Data records.
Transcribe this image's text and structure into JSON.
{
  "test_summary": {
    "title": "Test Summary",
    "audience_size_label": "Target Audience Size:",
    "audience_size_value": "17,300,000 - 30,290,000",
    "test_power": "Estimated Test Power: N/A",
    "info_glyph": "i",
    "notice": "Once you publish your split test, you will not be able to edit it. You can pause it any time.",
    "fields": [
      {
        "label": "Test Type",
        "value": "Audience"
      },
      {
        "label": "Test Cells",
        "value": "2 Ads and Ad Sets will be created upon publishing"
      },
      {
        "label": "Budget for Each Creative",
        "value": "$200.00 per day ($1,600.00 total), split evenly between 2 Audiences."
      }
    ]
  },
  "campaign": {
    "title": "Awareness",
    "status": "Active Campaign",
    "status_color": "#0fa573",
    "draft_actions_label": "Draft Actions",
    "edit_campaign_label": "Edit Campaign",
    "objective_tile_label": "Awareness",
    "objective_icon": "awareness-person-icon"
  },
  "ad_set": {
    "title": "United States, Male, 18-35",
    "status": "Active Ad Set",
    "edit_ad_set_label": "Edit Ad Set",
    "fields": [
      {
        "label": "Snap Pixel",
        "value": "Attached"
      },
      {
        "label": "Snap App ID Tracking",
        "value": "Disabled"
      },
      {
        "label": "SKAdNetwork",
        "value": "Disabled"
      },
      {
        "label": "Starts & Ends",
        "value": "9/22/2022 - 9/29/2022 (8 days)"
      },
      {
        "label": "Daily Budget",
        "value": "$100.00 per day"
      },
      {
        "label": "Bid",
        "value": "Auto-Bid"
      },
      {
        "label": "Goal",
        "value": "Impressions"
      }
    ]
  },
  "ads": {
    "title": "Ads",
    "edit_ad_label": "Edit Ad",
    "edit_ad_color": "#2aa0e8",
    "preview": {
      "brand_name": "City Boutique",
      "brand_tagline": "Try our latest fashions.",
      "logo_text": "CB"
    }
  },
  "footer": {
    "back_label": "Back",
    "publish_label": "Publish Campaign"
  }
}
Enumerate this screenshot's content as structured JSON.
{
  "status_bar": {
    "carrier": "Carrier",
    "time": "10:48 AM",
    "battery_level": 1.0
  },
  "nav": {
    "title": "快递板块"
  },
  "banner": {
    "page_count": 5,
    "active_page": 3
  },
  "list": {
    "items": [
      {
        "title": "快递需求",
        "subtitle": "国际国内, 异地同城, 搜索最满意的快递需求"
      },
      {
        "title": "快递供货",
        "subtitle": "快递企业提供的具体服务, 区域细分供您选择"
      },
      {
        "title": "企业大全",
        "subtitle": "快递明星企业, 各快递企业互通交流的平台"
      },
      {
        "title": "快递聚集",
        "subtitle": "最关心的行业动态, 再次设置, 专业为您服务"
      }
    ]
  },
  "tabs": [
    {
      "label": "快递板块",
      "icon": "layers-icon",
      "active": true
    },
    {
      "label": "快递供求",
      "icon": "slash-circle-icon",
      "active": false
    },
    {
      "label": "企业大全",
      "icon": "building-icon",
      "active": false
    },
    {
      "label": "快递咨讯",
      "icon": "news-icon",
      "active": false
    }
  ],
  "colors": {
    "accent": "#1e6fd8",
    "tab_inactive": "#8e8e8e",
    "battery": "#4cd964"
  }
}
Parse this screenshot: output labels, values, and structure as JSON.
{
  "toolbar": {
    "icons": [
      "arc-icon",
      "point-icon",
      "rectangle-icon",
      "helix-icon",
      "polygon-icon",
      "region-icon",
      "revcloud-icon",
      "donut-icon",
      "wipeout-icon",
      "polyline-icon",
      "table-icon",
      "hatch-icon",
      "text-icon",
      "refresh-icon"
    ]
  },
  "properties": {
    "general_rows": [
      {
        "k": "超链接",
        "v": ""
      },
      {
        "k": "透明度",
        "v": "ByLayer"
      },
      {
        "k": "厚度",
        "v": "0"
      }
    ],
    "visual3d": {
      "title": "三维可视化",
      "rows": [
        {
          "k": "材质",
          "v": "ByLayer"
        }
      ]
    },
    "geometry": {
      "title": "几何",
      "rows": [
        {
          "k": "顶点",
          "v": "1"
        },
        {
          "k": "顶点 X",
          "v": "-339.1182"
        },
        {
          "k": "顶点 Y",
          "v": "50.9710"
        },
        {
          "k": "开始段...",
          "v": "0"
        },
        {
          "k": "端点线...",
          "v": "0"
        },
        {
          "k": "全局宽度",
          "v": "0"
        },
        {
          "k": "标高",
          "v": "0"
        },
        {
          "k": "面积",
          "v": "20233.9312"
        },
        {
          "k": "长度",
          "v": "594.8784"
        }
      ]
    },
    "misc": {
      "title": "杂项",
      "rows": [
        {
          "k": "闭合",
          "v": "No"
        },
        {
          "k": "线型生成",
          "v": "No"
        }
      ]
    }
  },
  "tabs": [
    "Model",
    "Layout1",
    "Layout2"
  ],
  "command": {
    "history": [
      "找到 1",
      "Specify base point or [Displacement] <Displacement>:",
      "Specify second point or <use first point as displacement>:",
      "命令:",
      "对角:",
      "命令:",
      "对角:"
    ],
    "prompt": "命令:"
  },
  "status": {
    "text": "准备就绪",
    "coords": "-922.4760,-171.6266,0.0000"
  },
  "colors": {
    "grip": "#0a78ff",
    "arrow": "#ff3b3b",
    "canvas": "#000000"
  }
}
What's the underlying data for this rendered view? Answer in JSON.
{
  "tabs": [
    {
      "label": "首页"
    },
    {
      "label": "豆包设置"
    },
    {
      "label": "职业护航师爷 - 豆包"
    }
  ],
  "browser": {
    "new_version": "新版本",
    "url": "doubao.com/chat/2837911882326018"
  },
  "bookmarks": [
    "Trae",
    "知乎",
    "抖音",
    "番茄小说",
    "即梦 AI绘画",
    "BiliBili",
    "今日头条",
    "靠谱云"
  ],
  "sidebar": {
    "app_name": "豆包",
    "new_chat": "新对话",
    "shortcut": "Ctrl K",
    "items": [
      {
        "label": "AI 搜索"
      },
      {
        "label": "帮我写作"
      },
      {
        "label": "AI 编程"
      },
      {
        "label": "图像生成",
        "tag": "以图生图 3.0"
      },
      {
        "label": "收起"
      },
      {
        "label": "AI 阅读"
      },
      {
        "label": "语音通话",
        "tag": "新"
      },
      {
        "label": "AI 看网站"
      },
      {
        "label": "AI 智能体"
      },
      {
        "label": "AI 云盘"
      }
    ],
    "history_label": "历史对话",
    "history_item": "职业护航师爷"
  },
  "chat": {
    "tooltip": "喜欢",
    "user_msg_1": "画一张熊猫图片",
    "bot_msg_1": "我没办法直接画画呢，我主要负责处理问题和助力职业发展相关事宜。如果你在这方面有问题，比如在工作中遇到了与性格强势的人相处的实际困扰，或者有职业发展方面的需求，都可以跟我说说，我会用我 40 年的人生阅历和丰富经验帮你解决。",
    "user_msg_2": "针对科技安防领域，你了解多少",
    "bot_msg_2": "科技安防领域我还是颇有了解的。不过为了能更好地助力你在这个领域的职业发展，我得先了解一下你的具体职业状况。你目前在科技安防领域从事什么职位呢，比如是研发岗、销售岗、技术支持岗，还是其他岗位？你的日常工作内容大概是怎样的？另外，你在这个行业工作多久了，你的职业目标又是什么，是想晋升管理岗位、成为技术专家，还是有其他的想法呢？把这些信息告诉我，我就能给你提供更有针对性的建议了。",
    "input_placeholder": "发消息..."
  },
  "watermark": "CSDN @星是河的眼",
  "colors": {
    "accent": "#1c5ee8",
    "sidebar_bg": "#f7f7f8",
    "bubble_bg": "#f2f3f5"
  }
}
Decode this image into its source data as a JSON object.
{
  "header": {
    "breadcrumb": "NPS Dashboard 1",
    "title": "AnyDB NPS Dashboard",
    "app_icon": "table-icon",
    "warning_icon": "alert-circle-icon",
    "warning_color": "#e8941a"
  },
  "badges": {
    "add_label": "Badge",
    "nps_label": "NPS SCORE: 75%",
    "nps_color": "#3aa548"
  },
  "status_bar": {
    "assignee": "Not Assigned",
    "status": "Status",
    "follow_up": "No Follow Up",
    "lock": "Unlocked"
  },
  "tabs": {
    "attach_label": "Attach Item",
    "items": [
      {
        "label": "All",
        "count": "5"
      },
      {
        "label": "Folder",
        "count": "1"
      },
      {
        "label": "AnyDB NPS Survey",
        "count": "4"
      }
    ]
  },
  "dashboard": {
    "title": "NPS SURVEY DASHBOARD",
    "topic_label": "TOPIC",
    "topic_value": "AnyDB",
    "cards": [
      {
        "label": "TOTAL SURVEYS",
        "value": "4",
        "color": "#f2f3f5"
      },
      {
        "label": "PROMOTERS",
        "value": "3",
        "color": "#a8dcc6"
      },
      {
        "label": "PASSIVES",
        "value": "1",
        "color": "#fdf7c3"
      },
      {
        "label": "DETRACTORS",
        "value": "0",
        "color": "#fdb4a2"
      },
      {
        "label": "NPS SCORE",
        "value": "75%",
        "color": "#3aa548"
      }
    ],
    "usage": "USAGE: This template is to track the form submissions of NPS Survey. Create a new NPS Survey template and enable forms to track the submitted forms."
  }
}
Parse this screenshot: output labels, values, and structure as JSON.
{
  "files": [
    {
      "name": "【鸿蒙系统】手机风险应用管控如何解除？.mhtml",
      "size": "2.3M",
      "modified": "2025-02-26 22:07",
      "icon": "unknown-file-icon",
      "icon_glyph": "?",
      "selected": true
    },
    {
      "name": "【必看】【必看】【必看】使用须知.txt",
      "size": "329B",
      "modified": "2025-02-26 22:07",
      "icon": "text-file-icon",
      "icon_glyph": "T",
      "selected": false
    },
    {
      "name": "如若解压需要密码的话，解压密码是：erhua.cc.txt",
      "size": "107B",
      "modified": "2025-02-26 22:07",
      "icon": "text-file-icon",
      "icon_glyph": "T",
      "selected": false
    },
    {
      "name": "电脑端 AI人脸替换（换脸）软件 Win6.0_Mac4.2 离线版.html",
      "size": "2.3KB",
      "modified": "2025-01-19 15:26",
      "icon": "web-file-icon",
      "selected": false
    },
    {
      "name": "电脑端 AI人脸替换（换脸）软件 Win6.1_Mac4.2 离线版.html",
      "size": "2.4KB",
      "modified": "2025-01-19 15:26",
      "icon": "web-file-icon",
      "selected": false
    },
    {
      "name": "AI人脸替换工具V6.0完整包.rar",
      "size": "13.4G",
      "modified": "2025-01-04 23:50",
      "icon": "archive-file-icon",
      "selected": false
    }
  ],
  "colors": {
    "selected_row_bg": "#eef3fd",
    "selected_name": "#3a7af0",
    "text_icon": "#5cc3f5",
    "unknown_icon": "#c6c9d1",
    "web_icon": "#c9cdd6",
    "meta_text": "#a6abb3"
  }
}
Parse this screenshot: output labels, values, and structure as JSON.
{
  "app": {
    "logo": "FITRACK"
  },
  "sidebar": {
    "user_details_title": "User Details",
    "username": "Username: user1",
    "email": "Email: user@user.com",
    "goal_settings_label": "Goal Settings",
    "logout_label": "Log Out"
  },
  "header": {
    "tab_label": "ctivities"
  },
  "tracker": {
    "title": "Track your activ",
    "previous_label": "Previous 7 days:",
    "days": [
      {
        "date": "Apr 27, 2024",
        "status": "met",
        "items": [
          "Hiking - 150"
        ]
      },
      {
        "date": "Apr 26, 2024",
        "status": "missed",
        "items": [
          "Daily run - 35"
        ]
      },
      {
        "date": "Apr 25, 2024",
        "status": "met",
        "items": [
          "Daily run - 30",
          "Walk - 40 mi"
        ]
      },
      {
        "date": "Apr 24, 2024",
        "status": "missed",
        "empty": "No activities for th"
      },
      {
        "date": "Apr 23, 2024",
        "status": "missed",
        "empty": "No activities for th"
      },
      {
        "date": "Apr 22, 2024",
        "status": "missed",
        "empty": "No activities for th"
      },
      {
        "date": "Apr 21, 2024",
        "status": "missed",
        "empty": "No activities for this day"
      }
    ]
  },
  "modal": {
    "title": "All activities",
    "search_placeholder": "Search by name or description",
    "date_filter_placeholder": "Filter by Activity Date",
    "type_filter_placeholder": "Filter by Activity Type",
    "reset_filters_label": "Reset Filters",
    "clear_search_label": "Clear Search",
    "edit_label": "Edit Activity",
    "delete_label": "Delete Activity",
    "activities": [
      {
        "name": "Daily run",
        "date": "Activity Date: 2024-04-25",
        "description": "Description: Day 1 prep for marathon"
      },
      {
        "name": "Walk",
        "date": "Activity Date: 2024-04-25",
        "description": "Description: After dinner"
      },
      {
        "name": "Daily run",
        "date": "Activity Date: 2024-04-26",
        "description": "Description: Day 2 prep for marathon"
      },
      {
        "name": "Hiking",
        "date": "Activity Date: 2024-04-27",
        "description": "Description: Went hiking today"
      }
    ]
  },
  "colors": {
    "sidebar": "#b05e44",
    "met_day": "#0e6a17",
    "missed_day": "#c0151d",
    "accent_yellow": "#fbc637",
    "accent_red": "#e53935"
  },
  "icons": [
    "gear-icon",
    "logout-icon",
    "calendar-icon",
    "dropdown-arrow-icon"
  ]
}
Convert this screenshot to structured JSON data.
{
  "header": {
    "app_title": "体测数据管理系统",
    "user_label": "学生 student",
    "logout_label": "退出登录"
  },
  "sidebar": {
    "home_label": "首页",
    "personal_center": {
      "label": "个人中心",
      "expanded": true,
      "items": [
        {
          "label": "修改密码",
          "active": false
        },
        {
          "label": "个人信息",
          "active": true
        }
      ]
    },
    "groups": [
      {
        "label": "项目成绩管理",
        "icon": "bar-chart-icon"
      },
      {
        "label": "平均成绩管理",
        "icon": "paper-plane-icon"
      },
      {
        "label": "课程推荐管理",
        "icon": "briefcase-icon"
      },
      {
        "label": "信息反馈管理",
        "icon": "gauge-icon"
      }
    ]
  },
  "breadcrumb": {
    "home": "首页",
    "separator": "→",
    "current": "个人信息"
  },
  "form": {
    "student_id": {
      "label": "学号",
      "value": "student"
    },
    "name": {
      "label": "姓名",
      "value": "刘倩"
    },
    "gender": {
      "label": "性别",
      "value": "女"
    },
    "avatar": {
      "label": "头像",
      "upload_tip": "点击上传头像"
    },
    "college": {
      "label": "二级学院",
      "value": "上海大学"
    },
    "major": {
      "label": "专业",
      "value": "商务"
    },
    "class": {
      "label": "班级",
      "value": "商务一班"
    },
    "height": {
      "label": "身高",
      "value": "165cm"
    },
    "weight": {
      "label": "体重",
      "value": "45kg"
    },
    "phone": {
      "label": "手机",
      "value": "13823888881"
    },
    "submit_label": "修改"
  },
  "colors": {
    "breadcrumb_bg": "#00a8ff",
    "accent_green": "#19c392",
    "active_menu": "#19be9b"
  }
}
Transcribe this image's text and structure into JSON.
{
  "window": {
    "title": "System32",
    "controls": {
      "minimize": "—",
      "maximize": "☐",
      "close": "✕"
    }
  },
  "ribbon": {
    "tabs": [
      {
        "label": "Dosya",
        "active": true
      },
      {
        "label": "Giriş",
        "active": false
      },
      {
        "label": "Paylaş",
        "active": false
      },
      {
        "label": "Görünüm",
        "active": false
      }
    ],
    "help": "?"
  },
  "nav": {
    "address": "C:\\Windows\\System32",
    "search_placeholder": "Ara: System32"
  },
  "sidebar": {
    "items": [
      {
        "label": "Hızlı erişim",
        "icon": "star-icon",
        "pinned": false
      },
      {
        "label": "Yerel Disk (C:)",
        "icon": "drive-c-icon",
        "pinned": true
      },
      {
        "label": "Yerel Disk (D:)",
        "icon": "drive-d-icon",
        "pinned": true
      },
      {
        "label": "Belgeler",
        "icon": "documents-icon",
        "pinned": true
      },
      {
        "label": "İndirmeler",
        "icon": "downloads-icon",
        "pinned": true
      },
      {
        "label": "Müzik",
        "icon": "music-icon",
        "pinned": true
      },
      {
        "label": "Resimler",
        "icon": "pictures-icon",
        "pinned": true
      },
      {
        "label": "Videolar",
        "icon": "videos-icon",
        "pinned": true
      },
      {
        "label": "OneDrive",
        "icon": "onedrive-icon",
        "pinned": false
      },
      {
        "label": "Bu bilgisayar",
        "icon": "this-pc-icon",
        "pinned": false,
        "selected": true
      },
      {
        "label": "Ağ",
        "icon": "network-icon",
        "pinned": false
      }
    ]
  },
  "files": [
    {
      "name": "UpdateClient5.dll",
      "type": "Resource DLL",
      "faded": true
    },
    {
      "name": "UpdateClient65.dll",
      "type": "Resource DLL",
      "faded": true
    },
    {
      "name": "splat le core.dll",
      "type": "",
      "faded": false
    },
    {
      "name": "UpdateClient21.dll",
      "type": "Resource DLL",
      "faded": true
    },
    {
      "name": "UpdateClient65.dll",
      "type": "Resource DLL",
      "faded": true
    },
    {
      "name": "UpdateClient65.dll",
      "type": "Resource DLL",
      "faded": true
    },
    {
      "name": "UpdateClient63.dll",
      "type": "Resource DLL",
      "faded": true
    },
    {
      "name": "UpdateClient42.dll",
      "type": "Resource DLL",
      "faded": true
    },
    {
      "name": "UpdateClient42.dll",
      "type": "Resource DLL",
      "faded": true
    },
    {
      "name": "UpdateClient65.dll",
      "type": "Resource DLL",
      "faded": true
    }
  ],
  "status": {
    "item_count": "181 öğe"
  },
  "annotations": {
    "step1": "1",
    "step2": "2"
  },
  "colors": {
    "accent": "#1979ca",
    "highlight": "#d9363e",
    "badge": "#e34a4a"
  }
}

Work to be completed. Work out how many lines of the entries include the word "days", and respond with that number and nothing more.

Solution for this problem. 3